copyright, Loretta Lux

Part of her haunting and surreal Works IV, The Drummer (although overall very flat) was made with 6 lights. Sometimes you need a lot of light to make it appear that you don’t.

Camera: Nikon D2X with 50mm lens, set on tripod 8 feet from child. Shot at 1/60, f8, ISO 100.

Lighting: Since Loretta’s goal is to create an uber-flat image, no key lighting exists. All of the lights are used to flatten the child’s skin tones, while leaving a hint of shadow (under his chin). 2 white umbrellas at f5.6 1/2 are six feet to both camera right and left, and 4 feet above the boy’s head. 2 normal reflectors on a light tree at f4 1/2 are bounced into the white side of a v-flat behind camera, just to the right. Another 2, with the exact setup, are just to the left. This helps to fill most of the shadow.

Comments: For lunch, the caterer served fish sticks, chicken strips, carrot strips, apple strips and ketchup. The boy had been beating like a maniac on the drum, but stopped abruptly, here, when Loretta told him her real name is

jill greenberg's photo lighting of crying baby on guess the lighting blog

ted sabarese photo lighting diagram of jill greenberg on guess the lighting blog

copyright, Jill Greenberg

Jill’s “end times” series of crying babies is certainly polarizing. You either want to call child services or get down on your knees and bow to her genius. This particular sobbing infant had 8 lights strobing all around her.

Camera: Mamiya RZ with 140mm macro lens and Phase One P25 digital back on tripod 6 feet away. Shot at 1/125, f8, ISO 100.

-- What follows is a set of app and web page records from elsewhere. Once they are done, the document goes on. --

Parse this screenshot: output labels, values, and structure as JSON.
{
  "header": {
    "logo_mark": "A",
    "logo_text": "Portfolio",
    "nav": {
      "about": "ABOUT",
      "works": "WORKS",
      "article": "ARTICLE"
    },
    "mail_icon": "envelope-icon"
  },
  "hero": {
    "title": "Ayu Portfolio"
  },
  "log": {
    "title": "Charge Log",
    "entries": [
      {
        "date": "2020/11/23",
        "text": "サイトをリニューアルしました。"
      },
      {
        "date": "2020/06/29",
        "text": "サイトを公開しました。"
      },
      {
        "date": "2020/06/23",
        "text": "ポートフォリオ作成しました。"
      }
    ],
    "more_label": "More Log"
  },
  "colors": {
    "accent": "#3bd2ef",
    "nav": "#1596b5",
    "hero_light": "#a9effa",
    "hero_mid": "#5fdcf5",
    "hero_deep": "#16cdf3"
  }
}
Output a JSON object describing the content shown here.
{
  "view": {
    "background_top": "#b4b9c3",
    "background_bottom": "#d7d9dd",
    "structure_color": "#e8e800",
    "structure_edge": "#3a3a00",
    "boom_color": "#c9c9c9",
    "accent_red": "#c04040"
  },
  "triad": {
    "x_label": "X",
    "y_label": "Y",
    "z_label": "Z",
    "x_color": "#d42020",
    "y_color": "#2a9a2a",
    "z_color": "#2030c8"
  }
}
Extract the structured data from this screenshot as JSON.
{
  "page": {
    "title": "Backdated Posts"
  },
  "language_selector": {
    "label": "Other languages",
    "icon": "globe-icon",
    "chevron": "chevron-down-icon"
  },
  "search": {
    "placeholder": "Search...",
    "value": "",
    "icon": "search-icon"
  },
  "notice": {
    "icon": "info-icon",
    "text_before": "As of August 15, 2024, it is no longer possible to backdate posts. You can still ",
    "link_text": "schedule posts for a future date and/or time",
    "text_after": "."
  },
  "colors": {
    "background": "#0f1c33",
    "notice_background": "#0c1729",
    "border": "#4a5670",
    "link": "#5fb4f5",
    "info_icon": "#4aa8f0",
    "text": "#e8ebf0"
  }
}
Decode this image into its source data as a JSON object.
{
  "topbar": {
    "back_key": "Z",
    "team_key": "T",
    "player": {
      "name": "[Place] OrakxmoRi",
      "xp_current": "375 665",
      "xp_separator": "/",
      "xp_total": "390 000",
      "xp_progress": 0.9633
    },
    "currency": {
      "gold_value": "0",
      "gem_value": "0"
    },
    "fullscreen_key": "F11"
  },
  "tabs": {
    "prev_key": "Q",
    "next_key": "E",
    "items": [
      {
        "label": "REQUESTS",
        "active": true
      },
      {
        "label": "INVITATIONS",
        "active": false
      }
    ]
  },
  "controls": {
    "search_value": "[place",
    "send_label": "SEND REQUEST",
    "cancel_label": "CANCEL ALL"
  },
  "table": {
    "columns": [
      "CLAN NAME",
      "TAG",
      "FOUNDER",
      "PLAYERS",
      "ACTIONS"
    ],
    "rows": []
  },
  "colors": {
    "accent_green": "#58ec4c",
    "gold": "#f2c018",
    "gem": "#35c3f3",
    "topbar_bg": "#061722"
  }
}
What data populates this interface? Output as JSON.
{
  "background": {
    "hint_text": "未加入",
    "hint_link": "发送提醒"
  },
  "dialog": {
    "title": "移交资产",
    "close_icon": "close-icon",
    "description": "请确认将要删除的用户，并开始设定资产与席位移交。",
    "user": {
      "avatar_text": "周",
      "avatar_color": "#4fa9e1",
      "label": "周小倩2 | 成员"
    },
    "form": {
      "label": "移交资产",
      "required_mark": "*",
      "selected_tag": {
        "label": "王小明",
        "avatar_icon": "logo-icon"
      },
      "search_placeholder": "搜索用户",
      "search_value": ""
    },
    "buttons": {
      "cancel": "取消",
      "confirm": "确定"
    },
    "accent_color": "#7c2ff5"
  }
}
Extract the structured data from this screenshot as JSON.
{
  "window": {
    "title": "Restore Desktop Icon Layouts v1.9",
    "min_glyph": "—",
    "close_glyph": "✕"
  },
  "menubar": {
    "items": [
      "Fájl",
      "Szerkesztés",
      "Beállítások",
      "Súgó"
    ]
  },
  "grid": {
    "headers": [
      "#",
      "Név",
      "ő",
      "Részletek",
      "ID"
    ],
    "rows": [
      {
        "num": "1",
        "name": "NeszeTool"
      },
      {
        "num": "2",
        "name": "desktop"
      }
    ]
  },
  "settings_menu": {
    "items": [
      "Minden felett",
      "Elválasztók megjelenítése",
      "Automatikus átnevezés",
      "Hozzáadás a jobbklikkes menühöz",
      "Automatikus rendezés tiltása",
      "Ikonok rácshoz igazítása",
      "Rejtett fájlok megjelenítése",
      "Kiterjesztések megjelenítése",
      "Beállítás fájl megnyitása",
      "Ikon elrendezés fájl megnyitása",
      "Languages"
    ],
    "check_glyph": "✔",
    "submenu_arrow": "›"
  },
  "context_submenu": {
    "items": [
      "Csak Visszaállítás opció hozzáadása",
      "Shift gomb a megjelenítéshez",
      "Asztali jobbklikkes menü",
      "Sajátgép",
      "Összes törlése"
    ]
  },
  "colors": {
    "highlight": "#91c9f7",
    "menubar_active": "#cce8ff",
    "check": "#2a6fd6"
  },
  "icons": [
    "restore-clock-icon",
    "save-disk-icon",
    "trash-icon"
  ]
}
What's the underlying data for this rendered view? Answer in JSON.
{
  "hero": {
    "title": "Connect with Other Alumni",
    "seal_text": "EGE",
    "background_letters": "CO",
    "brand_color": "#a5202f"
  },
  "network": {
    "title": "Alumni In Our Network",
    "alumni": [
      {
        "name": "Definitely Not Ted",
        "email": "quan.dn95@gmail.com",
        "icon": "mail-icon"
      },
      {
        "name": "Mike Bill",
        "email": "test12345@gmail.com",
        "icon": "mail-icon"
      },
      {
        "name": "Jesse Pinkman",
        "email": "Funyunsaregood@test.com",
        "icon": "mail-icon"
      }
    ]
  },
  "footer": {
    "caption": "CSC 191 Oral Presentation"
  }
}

Lighting: There is not exactly any key lighting, but lots of layering, instead. A white beauty dish at f8 is three feet in front of and above the camera. A ring flash at f5.6 is is three feet in front of and below the camera. Two white umbrellas, both at f5.6 are to the left and right of camera. A small soft box without a baffle at f16.5 is boomed overhead of the baby. Two heads with normal reflectors and grids at f16.5 are behind and above the model from both the left and right sides, creating the hair and shoulder highlights. Another head with normal reflector and grid at f11.5 is positioned behind the baby and aimed at the background to create the glow. The lighting gives the basis for this cool effect, but Jill also uses lots of brushwork in Photoshop to accentuate the highlights and shadows and to give some extra smoothing.

Comments: Everyone on set sucked on lollipops while the girl sat in front of the camera. It was so unfair, she cried and reportedly gave Jill the finger.